For ‘Flash Art’ Magazine
‘New Wave,’ a group show curated by Franklin Sirmans, inaugurated Kravets/Wehby’s new gallery space last December. Still located on the same block of 21st Street in Chelsea, the formerly closet-like space has given way to a gallery big enough to accommodate large paintings by emerging artist Kehinde Wiley and expansive work on paper by William Cordova. Five other young artists with an urban sensibility rounded off what seemed like a mini-spin off of Sirman’s popular ‘One Planet Under a Groove’ exhibition at the Bronx Museum last year. Paying homage to an influential exhibition at PS1 in 1981, the show presented artwork indebted to hip hop music and culture with a focus on portraits.
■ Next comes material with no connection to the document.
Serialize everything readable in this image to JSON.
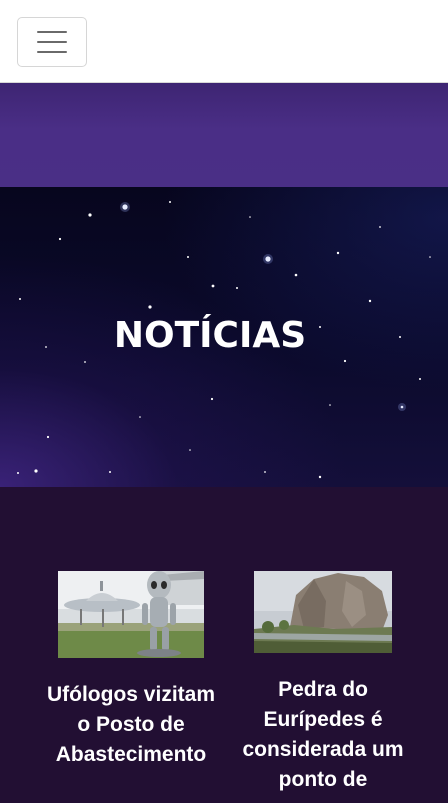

Iona Brown’s painting on a Japanese screen of a half Asian, half African woman with Louis Vuitton logos stamped across her skin complimented Kehinde Wiley’s painting of young man nearly swallowed up by his over inflated puffer jacket. Jeff Sonhouse painted two sharply dressed men whose faces, clothing and hair were created out of burnt matchsticks. Sanford Biggers altered an old army recruitment sign, one of the first to feature an African-American man, to read as a statement of inclusion and exclusion, while pieces by William Cordova and Luis Gispert speak to a fascination with boomboxes and turntables, the instruments of DJ culture. Set to the beat of a sound installation by DL Language/Josh Taylor, the exhibition smartly mixed admiration of and critique of hip hop culture.